(Web page and app entries)

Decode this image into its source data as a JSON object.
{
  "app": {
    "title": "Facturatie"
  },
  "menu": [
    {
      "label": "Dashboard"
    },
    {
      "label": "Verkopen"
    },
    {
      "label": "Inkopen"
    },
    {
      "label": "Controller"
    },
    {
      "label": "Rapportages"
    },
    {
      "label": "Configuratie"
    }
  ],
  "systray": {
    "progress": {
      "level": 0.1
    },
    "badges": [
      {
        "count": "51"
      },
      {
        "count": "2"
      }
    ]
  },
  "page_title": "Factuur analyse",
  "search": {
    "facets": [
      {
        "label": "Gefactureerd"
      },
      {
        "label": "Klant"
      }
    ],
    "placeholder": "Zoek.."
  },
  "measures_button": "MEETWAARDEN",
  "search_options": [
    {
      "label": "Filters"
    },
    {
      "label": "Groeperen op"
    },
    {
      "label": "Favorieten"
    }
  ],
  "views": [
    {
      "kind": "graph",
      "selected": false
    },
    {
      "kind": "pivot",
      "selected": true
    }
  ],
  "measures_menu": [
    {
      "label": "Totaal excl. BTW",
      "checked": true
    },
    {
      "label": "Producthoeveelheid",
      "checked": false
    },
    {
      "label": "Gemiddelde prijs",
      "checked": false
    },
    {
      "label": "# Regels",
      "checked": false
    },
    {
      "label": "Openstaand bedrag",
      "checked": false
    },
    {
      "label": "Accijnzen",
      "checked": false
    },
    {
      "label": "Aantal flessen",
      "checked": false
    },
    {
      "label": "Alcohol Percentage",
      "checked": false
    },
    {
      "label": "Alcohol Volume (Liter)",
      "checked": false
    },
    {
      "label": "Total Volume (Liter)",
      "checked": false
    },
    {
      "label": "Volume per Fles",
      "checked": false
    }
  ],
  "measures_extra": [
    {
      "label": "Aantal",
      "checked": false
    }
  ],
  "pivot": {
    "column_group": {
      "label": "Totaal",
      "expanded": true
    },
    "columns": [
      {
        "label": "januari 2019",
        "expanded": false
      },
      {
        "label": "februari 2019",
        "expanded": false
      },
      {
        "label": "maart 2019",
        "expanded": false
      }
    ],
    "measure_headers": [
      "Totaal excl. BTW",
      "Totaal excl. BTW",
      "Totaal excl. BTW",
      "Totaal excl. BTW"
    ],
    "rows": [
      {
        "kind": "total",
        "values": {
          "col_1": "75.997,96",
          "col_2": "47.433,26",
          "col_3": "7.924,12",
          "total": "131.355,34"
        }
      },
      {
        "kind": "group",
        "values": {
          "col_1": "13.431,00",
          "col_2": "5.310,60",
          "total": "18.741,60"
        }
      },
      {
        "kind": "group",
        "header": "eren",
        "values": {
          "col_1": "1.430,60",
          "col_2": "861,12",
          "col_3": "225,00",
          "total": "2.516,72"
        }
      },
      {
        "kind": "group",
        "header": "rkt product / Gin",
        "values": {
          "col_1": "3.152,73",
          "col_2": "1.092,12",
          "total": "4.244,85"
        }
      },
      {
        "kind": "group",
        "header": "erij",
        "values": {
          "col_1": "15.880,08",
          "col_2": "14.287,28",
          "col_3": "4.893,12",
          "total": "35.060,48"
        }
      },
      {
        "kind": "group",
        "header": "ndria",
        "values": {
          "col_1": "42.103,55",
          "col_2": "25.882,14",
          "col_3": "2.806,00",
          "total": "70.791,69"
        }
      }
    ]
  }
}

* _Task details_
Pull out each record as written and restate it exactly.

* _Your response_
Decode this image into its source data as a JSON object.
{
  "app": {
    "title": "Facturatie"
  },
  "menu": [
    {
      "label": "Dashboard"
    },
    {
      "label": "Verkopen"
    },
    {
      "label": "Inkopen"
    },
    {
      "label": "Controller"
    },
    {
      "label": "Rapportages"
    },
    {
      "label": "Configuratie"
    }
  ],
  "systray": {
    "progress": {
      "level": 0.1
    },
    "badges": [
      {
        "count": "51"
      },
      {
        "count": "2"
      }
    ]
  },
  "page_title": "Factuur analyse",
  "search": {
    "facets": [
      {
        "label": "Gefactureerd"
      },
      {
        "label": "Klant"
      }
    ],
    "placeholder": "Zoek.."
  },
  "measures_button": "MEETWAARDEN",
  "search_options": [
    {
      "label": "Filters"
    },
    {
      "label": "Groeperen op"
    },
    {
      "label": "Favorieten"
    }
  ],
  "views": [
    {
      "kind": "graph",
      "selected": false
    },
    {
      "kind": "pivot",
      "selected": true
    }
  ],
  "measures_menu": [
    {
      "label": "Totaal excl. BTW",
      "checked": true
    },
    {
      "label": "Producthoeveelheid",
      "checked": false
    },
    {
      "label": "Gemiddelde prijs",
      "checked": false
    },
    {
      "label": "# Regels",
      "checked": false
    },
    {
      "label": "Openstaand bedrag",
      "checked": false
    },
    {
      "label": "Accijnzen",
      "checked": false
    },
    {
      "label": "Aantal flessen",
      "checked": false
    },
    {
      "label": "Alcohol Percentage",
      "checked": false
    },
    {
      "label": "Alcohol Volume (Liter)",
      "checked": false
    },
    {
      "label": "Total Volume (Liter)",
      "checked": false
    },
    {
      "label": "Volume per Fles",
      "checked": false
    }
  ],
  "measures_extra": [
    {
      "label": "Aantal",
      "checked": false
    }
  ],
  "pivot": {
    "column_group": {
      "label": "Totaal",
      "expanded": true
    },
    "columns": [
      {
        "label": "januari 2019",
        "expanded": false
      },
      {
        "label": "februari 2019",
        "expanded": false
      },
      {
        "label": "maart 2019",
        "expanded": false
      }
    ],
    "measure_headers": [
      "Totaal excl. BTW",
      "Totaal excl. BTW",
      "Totaal excl. BTW",
      "Totaal excl. BTW"
    ],
    "rows": [
      {
        "kind": "total",
        "values": {
          "col_1": "75.997,96",
          "col_2": "47.433,26",
          "col_3": "7.924,12",
          "total": "131.355,34"
        }
      },
      {
        "kind": "group",
        "values": {
          "col_1": "13.431,00",
          "col_2": "5.310,60",
          "total": "18.741,60"
        }
      },
      {
        "kind": "group",
        "header": "eren",
        "values": {
          "col_1": "1.430,60",
          "col_2": "861,12",
          "col_3": "225,00",
          "total": "2.516,72"
        }
      },
      {
        "kind": "group",
        "header": "rkt product / Gin",
        "values": {
          "col_1": "3.152,73",
          "col_2": "1.092,12",
          "total": "4.244,85"
        }
      },
      {
        "kind": "group",
        "header": "erij",
        "values": {
          "col_1": "15.880,08",
          "col_2": "14.287,28",
          "col_3": "4.893,12",
          "total": "35.060,48"
        }
      },
      {
        "kind": "group",
        "header": "ndria",
        "values": {
          "col_1": "42.103,55",
          "col_2": "25.882,14",
          "col_3": "2.806,00",
          "total": "70.791,69"
        }
      }
    ]
  }
}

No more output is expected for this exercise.